About 460 students in Camden are without devices, which is roughly 7% of those enrolled in the city’s 18 traditional public schools, according to Sheena Yera, a district spokesperson.
A shipment of 550 devices is on back order and expected to arrive sometime in November. Until then, said Yera, teachers are giving paper packets to students who are unable to access online programs.
”One of our main goals is to focus on closing the digital divide,” she said.
Paulsboro schools, which currently enroll about 1,200 students in remote-only instruction, are also awaiting delivery of devices — 800 of them are expected in March, said Superintendent Roy J. Dawson. That leaves about 100 students without devices to connect to their classrooms, he said.
Gov. Phil Murphy estimated at the beginning of the school year that at least 230,000 public school students, roughly one-fifth of New Jersey’s enrollment, were without devices or internet access. Most schools opened with hybrid or remote-only learning.
At the Boys & Girls Club in Paulsboro, about 10 or so students typically show up without devices. About 25 students in kindergarten through third grade attend virtual school in three classrooms.
Students in the same class share devices or use a parent’s cellphone. Siblings Eli, a first-grader, and Ezekial, a second grader, alternated days that they use a district-issued Chromebook. Because of the shortage, the district handed out one device per family.
In just five days, things drastically improved, thanks to readers. The club received eight devices from three donors, including Bonnie Dettore, a clinical pharmaceutical company manager and former nurse. She drove from her Chester County home on a rainy morning to drop off two Chromebooks.
“Every child should have the same opportunity. I figured I had to do something,” said Dettore, who has two adult children. “I try to give back as much as I can.”

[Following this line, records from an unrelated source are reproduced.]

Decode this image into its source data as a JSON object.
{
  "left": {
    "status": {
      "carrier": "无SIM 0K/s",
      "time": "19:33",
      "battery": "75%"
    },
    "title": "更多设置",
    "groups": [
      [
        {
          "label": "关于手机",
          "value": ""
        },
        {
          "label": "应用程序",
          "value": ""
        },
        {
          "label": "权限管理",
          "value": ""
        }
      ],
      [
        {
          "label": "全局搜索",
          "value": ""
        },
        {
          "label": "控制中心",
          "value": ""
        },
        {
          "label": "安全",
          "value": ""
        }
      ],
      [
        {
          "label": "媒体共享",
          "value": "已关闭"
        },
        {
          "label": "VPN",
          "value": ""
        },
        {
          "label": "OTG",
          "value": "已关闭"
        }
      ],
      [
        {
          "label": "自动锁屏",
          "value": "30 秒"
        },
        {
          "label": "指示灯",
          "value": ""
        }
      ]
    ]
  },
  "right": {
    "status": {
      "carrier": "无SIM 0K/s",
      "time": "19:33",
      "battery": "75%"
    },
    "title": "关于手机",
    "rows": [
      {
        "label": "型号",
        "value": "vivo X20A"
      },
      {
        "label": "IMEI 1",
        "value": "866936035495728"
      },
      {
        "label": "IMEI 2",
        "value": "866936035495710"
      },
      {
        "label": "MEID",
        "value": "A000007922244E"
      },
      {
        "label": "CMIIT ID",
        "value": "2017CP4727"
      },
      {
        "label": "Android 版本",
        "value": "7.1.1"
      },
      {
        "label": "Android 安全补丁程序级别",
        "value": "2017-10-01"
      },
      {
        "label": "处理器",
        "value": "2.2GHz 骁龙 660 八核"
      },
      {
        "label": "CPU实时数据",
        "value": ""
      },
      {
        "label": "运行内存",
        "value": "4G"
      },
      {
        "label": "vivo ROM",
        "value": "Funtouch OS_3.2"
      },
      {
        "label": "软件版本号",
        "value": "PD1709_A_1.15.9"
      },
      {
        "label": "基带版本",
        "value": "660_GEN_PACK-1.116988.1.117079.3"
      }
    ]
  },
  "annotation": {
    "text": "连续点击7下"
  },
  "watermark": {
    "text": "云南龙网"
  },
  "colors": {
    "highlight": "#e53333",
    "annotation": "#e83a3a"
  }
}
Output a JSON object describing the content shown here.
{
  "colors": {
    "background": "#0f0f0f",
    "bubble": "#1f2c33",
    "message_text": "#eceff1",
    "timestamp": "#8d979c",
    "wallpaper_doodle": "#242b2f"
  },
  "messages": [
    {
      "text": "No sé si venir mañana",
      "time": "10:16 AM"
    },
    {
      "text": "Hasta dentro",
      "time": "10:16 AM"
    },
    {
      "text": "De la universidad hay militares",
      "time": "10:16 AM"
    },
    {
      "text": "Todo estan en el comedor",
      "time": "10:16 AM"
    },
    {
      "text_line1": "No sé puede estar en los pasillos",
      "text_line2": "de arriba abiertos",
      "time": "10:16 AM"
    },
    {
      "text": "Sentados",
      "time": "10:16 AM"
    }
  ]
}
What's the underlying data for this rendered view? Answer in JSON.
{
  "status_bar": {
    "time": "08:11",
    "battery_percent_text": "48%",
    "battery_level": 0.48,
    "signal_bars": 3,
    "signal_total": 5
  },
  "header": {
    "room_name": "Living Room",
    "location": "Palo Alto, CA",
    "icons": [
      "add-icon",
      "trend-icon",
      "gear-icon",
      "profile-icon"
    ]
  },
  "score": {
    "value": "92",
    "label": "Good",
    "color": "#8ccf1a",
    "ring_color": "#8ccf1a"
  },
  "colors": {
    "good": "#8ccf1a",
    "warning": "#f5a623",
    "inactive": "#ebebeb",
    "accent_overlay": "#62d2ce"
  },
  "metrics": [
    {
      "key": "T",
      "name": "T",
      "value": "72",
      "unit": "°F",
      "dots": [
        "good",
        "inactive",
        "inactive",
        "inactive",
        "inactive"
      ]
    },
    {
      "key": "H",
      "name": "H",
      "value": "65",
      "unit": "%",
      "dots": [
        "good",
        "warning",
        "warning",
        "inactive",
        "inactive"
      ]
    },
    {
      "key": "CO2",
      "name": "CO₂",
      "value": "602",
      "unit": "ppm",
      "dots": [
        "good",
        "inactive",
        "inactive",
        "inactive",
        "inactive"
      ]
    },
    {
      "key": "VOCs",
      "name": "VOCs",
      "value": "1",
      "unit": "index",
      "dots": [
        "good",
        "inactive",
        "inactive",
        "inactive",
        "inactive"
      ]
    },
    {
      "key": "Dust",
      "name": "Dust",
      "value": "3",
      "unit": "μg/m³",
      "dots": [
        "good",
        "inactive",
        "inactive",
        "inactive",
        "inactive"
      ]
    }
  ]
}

Every student now has access to a device, said Michelle LaRue, the club’s director. Some of the computers are old and a little slow, but at least students can get online, she said. One student, Ocean, 7, said she was relieved not to have to “look at my tiny phone screen.”
”It’s helping our students keep up,” LaRue said. “They’re not missing out on education because of technology.”
The generosity of Inquirer readers to the plight of these sweet children has moved me to tears, which is not an easy feat: After more than three decades as a journalist, I often feel like I have seen, heard, and felt it all. But this story — and readers’ overwhelmingly generous response to it — has reminded me yet again that this is a region of good folks with big hearts. And I’m grateful.